Data records for software interfaces:
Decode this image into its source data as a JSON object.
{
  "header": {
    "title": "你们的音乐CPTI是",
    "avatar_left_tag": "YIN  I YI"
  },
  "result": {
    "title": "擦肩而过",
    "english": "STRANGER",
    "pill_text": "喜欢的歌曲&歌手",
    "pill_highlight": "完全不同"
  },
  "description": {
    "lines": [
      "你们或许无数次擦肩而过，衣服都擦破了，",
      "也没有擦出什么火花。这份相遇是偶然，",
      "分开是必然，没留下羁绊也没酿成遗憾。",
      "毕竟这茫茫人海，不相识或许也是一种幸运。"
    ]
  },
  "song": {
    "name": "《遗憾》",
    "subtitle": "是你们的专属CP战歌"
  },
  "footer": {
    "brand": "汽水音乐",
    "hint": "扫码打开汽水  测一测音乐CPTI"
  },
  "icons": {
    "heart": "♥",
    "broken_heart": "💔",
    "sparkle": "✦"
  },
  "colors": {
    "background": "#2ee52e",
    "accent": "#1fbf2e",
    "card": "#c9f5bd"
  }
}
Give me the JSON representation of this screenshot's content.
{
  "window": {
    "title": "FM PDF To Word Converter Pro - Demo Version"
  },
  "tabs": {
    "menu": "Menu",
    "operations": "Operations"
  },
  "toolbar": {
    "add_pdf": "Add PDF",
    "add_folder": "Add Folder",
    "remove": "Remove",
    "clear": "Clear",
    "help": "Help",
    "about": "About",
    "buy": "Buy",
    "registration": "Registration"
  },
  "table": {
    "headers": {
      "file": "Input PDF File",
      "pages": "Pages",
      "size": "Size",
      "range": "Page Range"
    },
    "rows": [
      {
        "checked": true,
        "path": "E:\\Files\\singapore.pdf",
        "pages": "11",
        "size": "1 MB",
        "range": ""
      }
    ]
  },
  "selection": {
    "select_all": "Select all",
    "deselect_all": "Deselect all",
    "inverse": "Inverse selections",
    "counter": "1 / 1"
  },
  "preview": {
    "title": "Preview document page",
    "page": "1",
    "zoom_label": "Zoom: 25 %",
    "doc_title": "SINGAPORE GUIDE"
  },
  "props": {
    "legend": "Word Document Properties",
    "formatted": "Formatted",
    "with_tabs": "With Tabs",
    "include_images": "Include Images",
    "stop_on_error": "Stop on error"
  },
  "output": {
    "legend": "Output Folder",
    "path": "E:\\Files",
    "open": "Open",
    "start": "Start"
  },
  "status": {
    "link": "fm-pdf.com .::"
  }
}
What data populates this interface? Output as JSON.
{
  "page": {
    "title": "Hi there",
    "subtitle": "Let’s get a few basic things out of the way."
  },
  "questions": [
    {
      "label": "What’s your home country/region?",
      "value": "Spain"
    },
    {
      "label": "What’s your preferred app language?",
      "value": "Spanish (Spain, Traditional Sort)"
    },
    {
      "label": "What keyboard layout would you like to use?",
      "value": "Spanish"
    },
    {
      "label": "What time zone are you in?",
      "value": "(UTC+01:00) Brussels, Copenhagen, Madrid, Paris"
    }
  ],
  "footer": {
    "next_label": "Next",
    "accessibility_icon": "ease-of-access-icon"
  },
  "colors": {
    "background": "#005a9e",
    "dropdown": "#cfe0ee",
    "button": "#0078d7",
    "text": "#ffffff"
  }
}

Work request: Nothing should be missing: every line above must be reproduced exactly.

Expected output:
Decode this image into its source data as a JSON object.
{
  "header": {
    "title": "你们的音乐CPTI是",
    "avatar_left_tag": "YIN  I YI"
  },
  "result": {
    "title": "擦肩而过",
    "english": "STRANGER",
    "pill_text": "喜欢的歌曲&歌手",
    "pill_highlight": "完全不同"
  },
  "description": {
    "lines": [
      "你们或许无数次擦肩而过，衣服都擦破了，",
      "也没有擦出什么火花。这份相遇是偶然，",
      "分开是必然，没留下羁绊也没酿成遗憾。",
      "毕竟这茫茫人海，不相识或许也是一种幸运。"
    ]
  },
  "song": {
    "name": "《遗憾》",
    "subtitle": "是你们的专属CP战歌"
  },
  "footer": {
    "brand": "汽水音乐",
    "hint": "扫码打开汽水  测一测音乐CPTI"
  },
  "icons": {
    "heart": "♥",
    "broken_heart": "💔",
    "sparkle": "✦"
  },
  "colors": {
    "background": "#2ee52e",
    "accent": "#1fbf2e",
    "card": "#c9f5bd"
  }
}
Give me the JSON representation of this screenshot's content.
{
  "window": {
    "title": "FM PDF To Word Converter Pro - Demo Version"
  },
  "tabs": {
    "menu": "Menu",
    "operations": "Operations"
  },
  "toolbar": {
    "add_pdf": "Add PDF",
    "add_folder": "Add Folder",
    "remove": "Remove",
    "clear": "Clear",
    "help": "Help",
    "about": "About",
    "buy": "Buy",
    "registration": "Registration"
  },
  "table": {
    "headers": {
      "file": "Input PDF File",
      "pages": "Pages",
      "size": "Size",
      "range": "Page Range"
    },
    "rows": [
      {
        "checked": true,
        "path": "E:\\Files\\singapore.pdf",
        "pages": "11",
        "size": "1 MB",
        "range": ""
      }
    ]
  },
  "selection": {
    "select_all": "Select all",
    "deselect_all": "Deselect all",
    "inverse": "Inverse selections",
    "counter": "1 / 1"
  },
  "preview": {
    "title": "Preview document page",
    "page": "1",
    "zoom_label": "Zoom: 25 %",
    "doc_title": "SINGAPORE GUIDE"
  },
  "props": {
    "legend": "Word Document Properties",
    "formatted": "Formatted",
    "with_tabs": "With Tabs",
    "include_images": "Include Images",
    "stop_on_error": "Stop on error"
  },
  "output": {
    "legend": "Output Folder",
    "path": "E:\\Files",
    "open": "Open",
    "start": "Start"
  },
  "status": {
    "link": "fm-pdf.com .::"
  }
}
What data populates this interface? Output as JSON.
{
  "page": {
    "title": "Hi there",
    "subtitle": "Let’s get a few basic things out of the way."
  },
  "questions": [
    {
      "label": "What’s your home country/region?",
      "value": "Spain"
    },
    {
      "label": "What’s your preferred app language?",
      "value": "Spanish (Spain, Traditional Sort)"
    },
    {
      "label": "What keyboard layout would you like to use?",
      "value": "Spanish"
    },
    {
      "label": "What time zone are you in?",
      "value": "(UTC+01:00) Brussels, Copenhagen, Madrid, Paris"
    }
  ],
  "footer": {
    "next_label": "Next",
    "accessibility_icon": "ease-of-access-icon"
  },
  "colors": {
    "background": "#005a9e",
    "dropdown": "#cfe0ee",
    "button": "#0078d7",
    "text": "#ffffff"
  }
}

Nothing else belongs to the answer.